**The data:**
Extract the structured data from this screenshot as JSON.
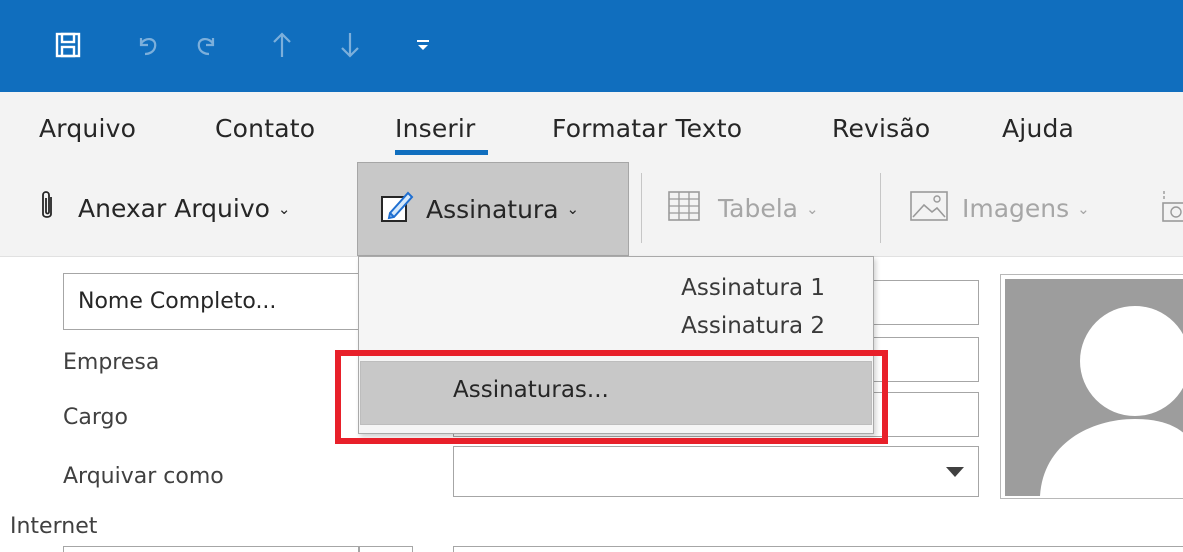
{
  "quick_access": {
    "items": [
      "save-icon",
      "undo-icon",
      "redo-icon",
      "up-arrow-icon",
      "down-arrow-icon",
      "customize-toolbar-icon"
    ]
  },
  "ribbon": {
    "tabs": [
      {
        "label": "Arquivo"
      },
      {
        "label": "Contato"
      },
      {
        "label": "Inserir",
        "selected": true
      },
      {
        "label": "Formatar Texto"
      },
      {
        "label": "Revisão"
      },
      {
        "label": "Ajuda"
      }
    ],
    "commands": {
      "attach_file": "Anexar Arquivo",
      "signature": "Assinatura",
      "table": "Tabela",
      "images": "Imagens"
    }
  },
  "form": {
    "full_name_button": "Nome Completo...",
    "company_label": "Empresa",
    "job_title_label": "Cargo",
    "file_as_label": "Arquivar como",
    "internet_label": "Internet"
  },
  "signature_menu": {
    "items": [
      "Assinatura 1",
      "Assinatura 2"
    ],
    "manage_label": "Assinaturas..."
  },
  "colors": {
    "title_bar": "#106ebe",
    "ribbon_bg": "#f3f3f3",
    "highlight": "#e8202a",
    "photo_placeholder": "#9d9d9d"
  }
}
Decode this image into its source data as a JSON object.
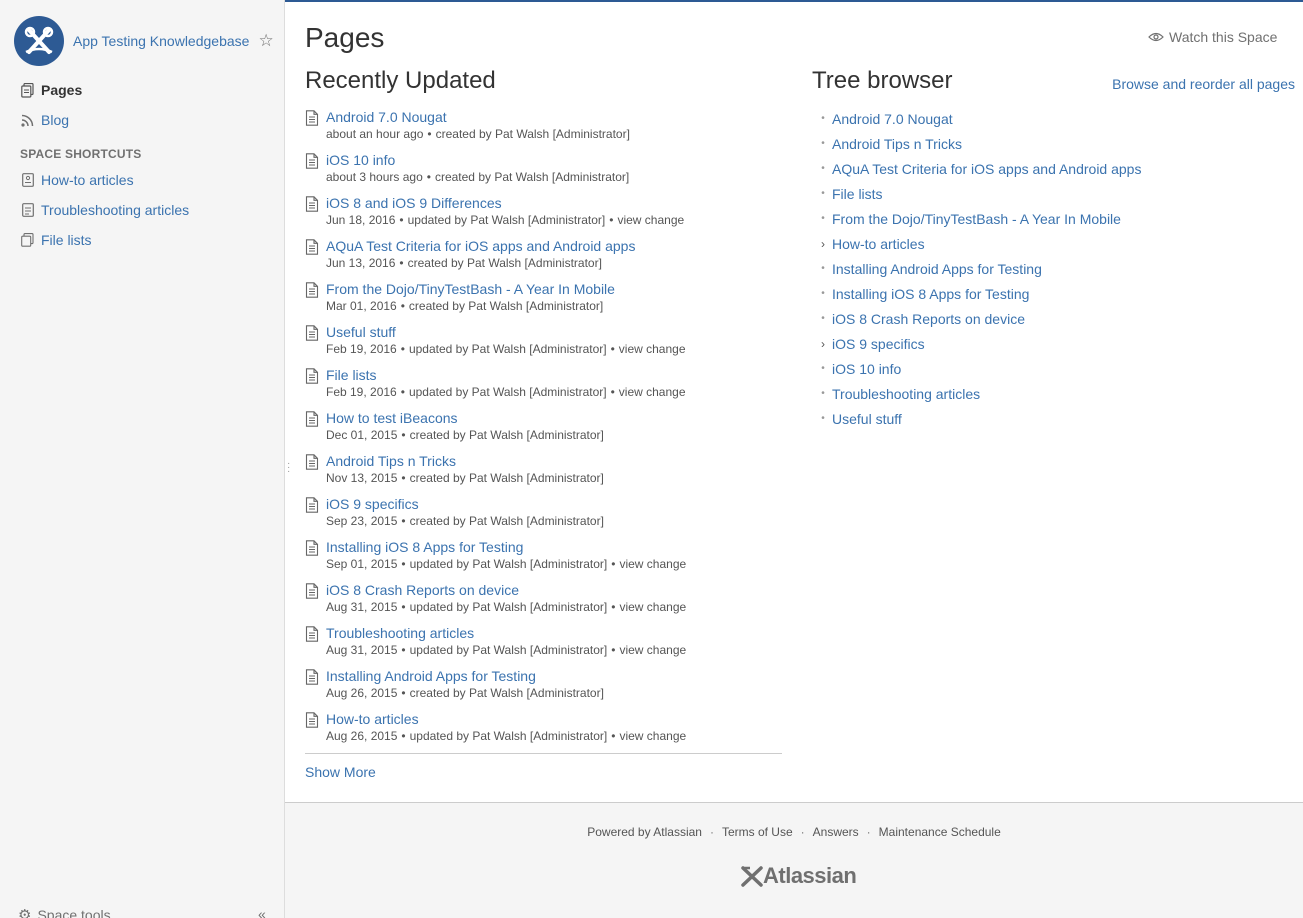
{
  "sidebar": {
    "space_name": "App Testing Knowledgebase",
    "nav": [
      {
        "label": "Pages",
        "icon": "pages-icon",
        "active": true
      },
      {
        "label": "Blog",
        "icon": "rss-icon",
        "active": false
      }
    ],
    "shortcuts_heading": "SPACE SHORTCUTS",
    "shortcuts": [
      {
        "label": "How-to articles",
        "icon": "howto-icon"
      },
      {
        "label": "Troubleshooting articles",
        "icon": "troubleshooting-icon"
      },
      {
        "label": "File lists",
        "icon": "file-lists-icon"
      }
    ],
    "space_tools": "Space tools",
    "collapse": "«"
  },
  "main": {
    "title": "Pages",
    "watch_label": "Watch this Space",
    "recent": {
      "heading": "Recently Updated",
      "items": [
        {
          "title": "Android 7.0 Nougat",
          "date": "about an hour ago",
          "action": "created by Pat Walsh [Administrator]",
          "view_change": ""
        },
        {
          "title": "iOS 10 info",
          "date": "about 3 hours ago",
          "action": "created by Pat Walsh [Administrator]",
          "view_change": ""
        },
        {
          "title": "iOS 8 and iOS 9 Differences",
          "date": "Jun 18, 2016",
          "action": "updated by Pat Walsh [Administrator]",
          "view_change": "view change"
        },
        {
          "title": "AQuA Test Criteria for iOS apps and Android apps",
          "date": "Jun 13, 2016",
          "action": "created by Pat Walsh [Administrator]",
          "view_change": ""
        },
        {
          "title": "From the Dojo/TinyTestBash - A Year In Mobile",
          "date": "Mar 01, 2016",
          "action": "created by Pat Walsh [Administrator]",
          "view_change": ""
        },
        {
          "title": "Useful stuff",
          "date": "Feb 19, 2016",
          "action": "updated by Pat Walsh [Administrator]",
          "view_change": "view change"
        },
        {
          "title": "File lists",
          "date": "Feb 19, 2016",
          "action": "updated by Pat Walsh [Administrator]",
          "view_change": "view change"
        },
        {
          "title": "How to test iBeacons",
          "date": "Dec 01, 2015",
          "action": "created by Pat Walsh [Administrator]",
          "view_change": ""
        },
        {
          "title": "Android Tips n Tricks",
          "date": "Nov 13, 2015",
          "action": "created by Pat Walsh [Administrator]",
          "view_change": ""
        },
        {
          "title": "iOS 9 specifics",
          "date": "Sep 23, 2015",
          "action": "created by Pat Walsh [Administrator]",
          "view_change": ""
        },
        {
          "title": "Installing iOS 8 Apps for Testing",
          "date": "Sep 01, 2015",
          "action": "updated by Pat Walsh [Administrator]",
          "view_change": "view change"
        },
        {
          "title": "iOS 8 Crash Reports on device",
          "date": "Aug 31, 2015",
          "action": "updated by Pat Walsh [Administrator]",
          "view_change": "view change"
        },
        {
          "title": "Troubleshooting articles",
          "date": "Aug 31, 2015",
          "action": "updated by Pat Walsh [Administrator]",
          "view_change": "view change"
        },
        {
          "title": "Installing Android Apps for Testing",
          "date": "Aug 26, 2015",
          "action": "created by Pat Walsh [Administrator]",
          "view_change": ""
        },
        {
          "title": "How-to articles",
          "date": "Aug 26, 2015",
          "action": "updated by Pat Walsh [Administrator]",
          "view_change": "view change"
        }
      ],
      "show_more": "Show More"
    },
    "tree": {
      "heading": "Tree browser",
      "browse_link": "Browse and reorder all pages",
      "items": [
        {
          "label": "Android 7.0 Nougat",
          "expandable": false
        },
        {
          "label": "Android Tips n Tricks",
          "expandable": false
        },
        {
          "label": "AQuA Test Criteria for iOS apps and Android apps",
          "expandable": false
        },
        {
          "label": "File lists",
          "expandable": false
        },
        {
          "label": "From the Dojo/TinyTestBash - A Year In Mobile",
          "expandable": false
        },
        {
          "label": "How-to articles",
          "expandable": true
        },
        {
          "label": "Installing Android Apps for Testing",
          "expandable": false
        },
        {
          "label": "Installing iOS 8 Apps for Testing",
          "expandable": false
        },
        {
          "label": "iOS 8 Crash Reports on device",
          "expandable": false
        },
        {
          "label": "iOS 9 specifics",
          "expandable": true
        },
        {
          "label": "iOS 10 info",
          "expandable": false
        },
        {
          "label": "Troubleshooting articles",
          "expandable": false
        },
        {
          "label": "Useful stuff",
          "expandable": false
        }
      ]
    }
  },
  "footer": {
    "links": [
      "Powered by Atlassian",
      "Terms of Use",
      "Answers",
      "Maintenance Schedule"
    ],
    "logo_text": "Atlassian"
  },
  "colors": {
    "link": "#3b73af",
    "brand": "#2d5a94",
    "sidebar_bg": "#f5f5f5"
  }
}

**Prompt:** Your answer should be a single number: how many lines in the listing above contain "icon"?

**Response area:** 11